While many parents may be concerned about drug use among their teenagers, a new study shows there might not be anything for them to worry about. In fact, the older generations are turning towards recreational marijuana use rather than their children and grandchildren.
The Centers for Disease Control and Prevention released a report earlier this month that has studied nationwide marijuana use within the past 12 years. The result? A surprising trend that details how older generations are turning to marijuana use at a faster rate than ever before.
Overall, marijuana use among 12- to 17-year-olds actually fell 10% since 2002. Comparatively, middle-aged people between 45 and 55 saw an increase of 50% since 2002, and the statistics only increased from there. Baby boomers saw the most significant increase, those over 65 a whopping 333% increase within the years of the study.
Significant may be the wrong word. The generation between 55 and 64? Their percentage of growth increased by an astonishing 455%.
However, while the baby boomers may have the highest increase, the percentage of the demographic actually using marijuana is incomparable to that of teens. Only 6.1% of those 55 to 64 years and 1.3% of individuals 65 and higher actually report regular marijuana use.
Even still, if these trends continue, soon grandparents all over the nation will bypass their grandchildren in using marijuana, no matter what they are using it for.
The CDC believes that these perplexing trends could be the result of the increased legislation and decriminalization of marijuana. As of fall 2015, 23 states including Washington D.C. have legalized marijuana for medical use.
There are many reasons why baby boomers are choosing to take up recreational marijuana use later in life. Some of those reasons include having more disposable income and more free time, along with fewer responsibilities in the workplace. Plus, they use marijuana as a way to cope with the stresses of aging and pain relief. Considering the fact that a whopping 95% of health care costs for older Americans include those for chronic diseases, many baby boomers are utilizing marijuana as a cheaper, more natural method of self-treatment.
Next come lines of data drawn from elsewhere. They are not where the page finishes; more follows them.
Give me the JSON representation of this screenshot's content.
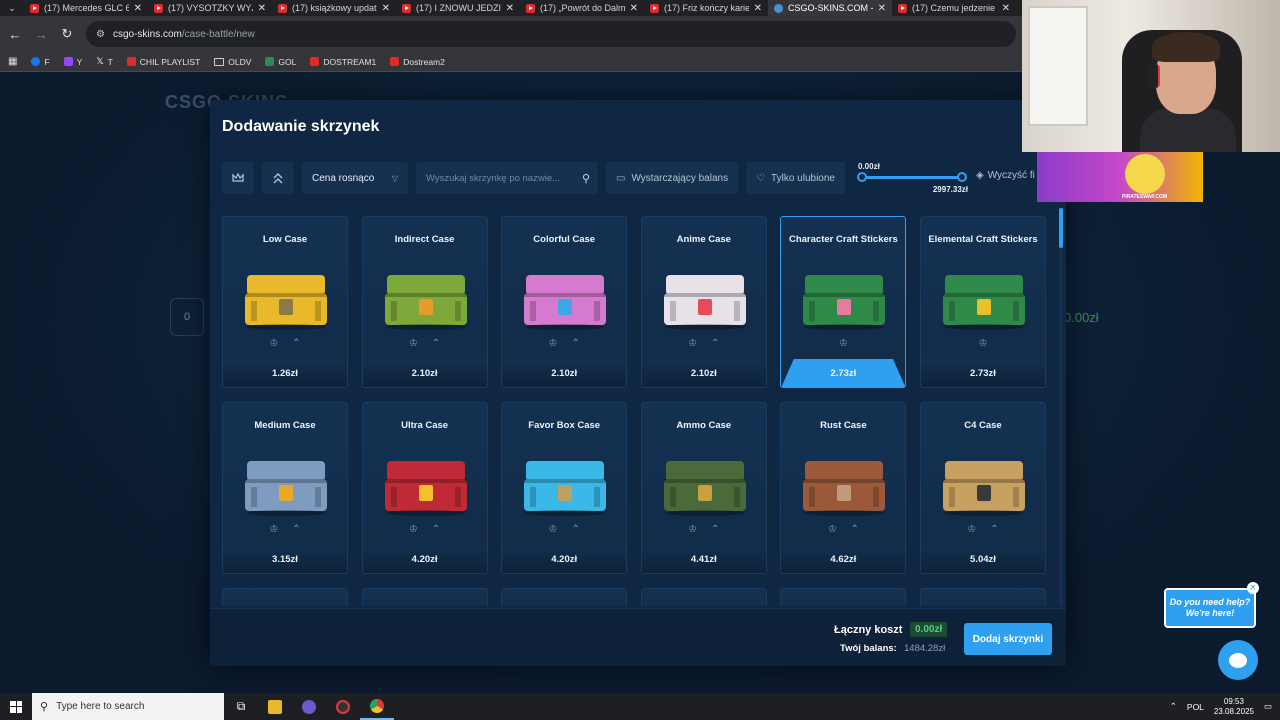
{
  "browser": {
    "tabs": [
      {
        "title": "(17) Mercedes GLC 6"
      },
      {
        "title": "(17) VYSOTZKY WYJA"
      },
      {
        "title": "(17) książkowy updat"
      },
      {
        "title": "(17) I ZNOWU JEDZIE"
      },
      {
        "title": "(17) „Powrót do Dalm"
      },
      {
        "title": "(17) Friz kończy karie"
      },
      {
        "title": "CSGO-SKINS.COM -"
      },
      {
        "title": "(17) Czemu jedzenie"
      }
    ],
    "url_domain": "csgo-skins.com",
    "url_path": "/case-battle/new",
    "bookmarks": [
      "F",
      "Y",
      "T",
      "CHIL PLAYLIST",
      "OLDV",
      "GOL",
      "DOSTREAM1",
      "Dostream2"
    ]
  },
  "background": {
    "logo": "CSGO SKINS",
    "counter": "0",
    "price": "0.00zł"
  },
  "modal": {
    "title": "Dodawanie skrzynek",
    "sort_label": "Cena rosnąco",
    "search_placeholder": "Wyszukaj skrzynkę po nazwie...",
    "balance_filter_label": "Wystarczający balans",
    "favorites_filter_label": "Tylko ulubione",
    "range_min": "0.00zł",
    "range_max": "2997.33zł",
    "range_fraction_min": 0,
    "range_fraction_max": 1,
    "clear_label": "Wyczyść fi",
    "cases": [
      {
        "name": "Low Case",
        "price": "1.26zł",
        "color": "#e8b92a",
        "accent": "#8a7a4a"
      },
      {
        "name": "Indirect Case",
        "price": "2.10zł",
        "color": "#7da83a",
        "accent": "#e89a2a"
      },
      {
        "name": "Colorful Case",
        "price": "2.10zł",
        "color": "#d67ad0",
        "accent": "#3aa7e8"
      },
      {
        "name": "Anime Case",
        "price": "2.10zł",
        "color": "#e8e2e8",
        "accent": "#e84a5a"
      },
      {
        "name": "Character Craft Stickers",
        "price": "2.73zł",
        "color": "#2f8a4a",
        "accent": "#e87aa0",
        "selected": true
      },
      {
        "name": "Elemental Craft Stickers",
        "price": "2.73zł",
        "color": "#2f8a4a",
        "accent": "#e8c02a"
      },
      {
        "name": "Medium Case",
        "price": "3.15zł",
        "color": "#7d9cc0",
        "accent": "#e8a82a"
      },
      {
        "name": "Ultra Case",
        "price": "4.20zł",
        "color": "#c02a36",
        "accent": "#f5c02a"
      },
      {
        "name": "Favor Box Case",
        "price": "4.20zł",
        "color": "#3ab8e8",
        "accent": "#c0a060"
      },
      {
        "name": "Ammo Case",
        "price": "4.41zł",
        "color": "#4a6a3a",
        "accent": "#c8a040"
      },
      {
        "name": "Rust Case",
        "price": "4.62zł",
        "color": "#9a5a3a",
        "accent": "#c09a7a"
      },
      {
        "name": "C4 Case",
        "price": "5.04zł",
        "color": "#c8a060",
        "accent": "#3a3a3a"
      }
    ],
    "partial_row": [
      "",
      "",
      "",
      "",
      "",
      ""
    ],
    "total_label": "Łączny koszt",
    "total_value": "0.00zł",
    "balance_label": "Twój balans:",
    "balance_value": "1484.28zł",
    "add_button": "Dodaj skrzynki"
  },
  "help": {
    "line1": "Do you need help?",
    "line2": "We're here!"
  },
  "stream_banner": "PIRATESWAP.COM",
  "taskbar": {
    "search_placeholder": "Type here to search",
    "lang": "POL",
    "time": "09:53",
    "date": "23.08.2025"
  },
  "colors": {
    "accent": "#2fa0ef",
    "success": "#49d37a",
    "modal_bg": "#0f2742"
  }
}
An additional study, completed by the University of Michigan, agree with these findings. Titled Monitoring the Future, this 40-year-old study found that 85% of adults in their 50s have used illegal drugs, including marijuana in their lifetimes.
The study also believes that increased use of the drug could be because of a decrease in the stigma surrounding marijuana.
“Despite medical and recreational marijuana legalization sweeping the country, researchers can’t draw a direct line to state laws, said lead investigator Lloyd Johnston to LA Weekly. “What we do know [is that] among young people, there’s quite a dramatic drop in the proportion of them who see heavy marijuana use as dangerous. That, in turn, has changed usage.”
But, this may not be good news for the health of those young marijuana users. The brain doesn’t fully stop developing until age 25, and marijuana can pose some serious health risks for those that use it.
So with the majority of the debate surrounding marijuana revolving on the negative impacts on the health of children, these studies show that our focus could be on their grandparents. While there have been numerous studies done concerning teens, there is little to no insight on the long term affects of the older generations.
One thing that is for sure is that the continued legalization of this drug will bring untold affects to Americans of all ages. For the results, though, we can only wait and see.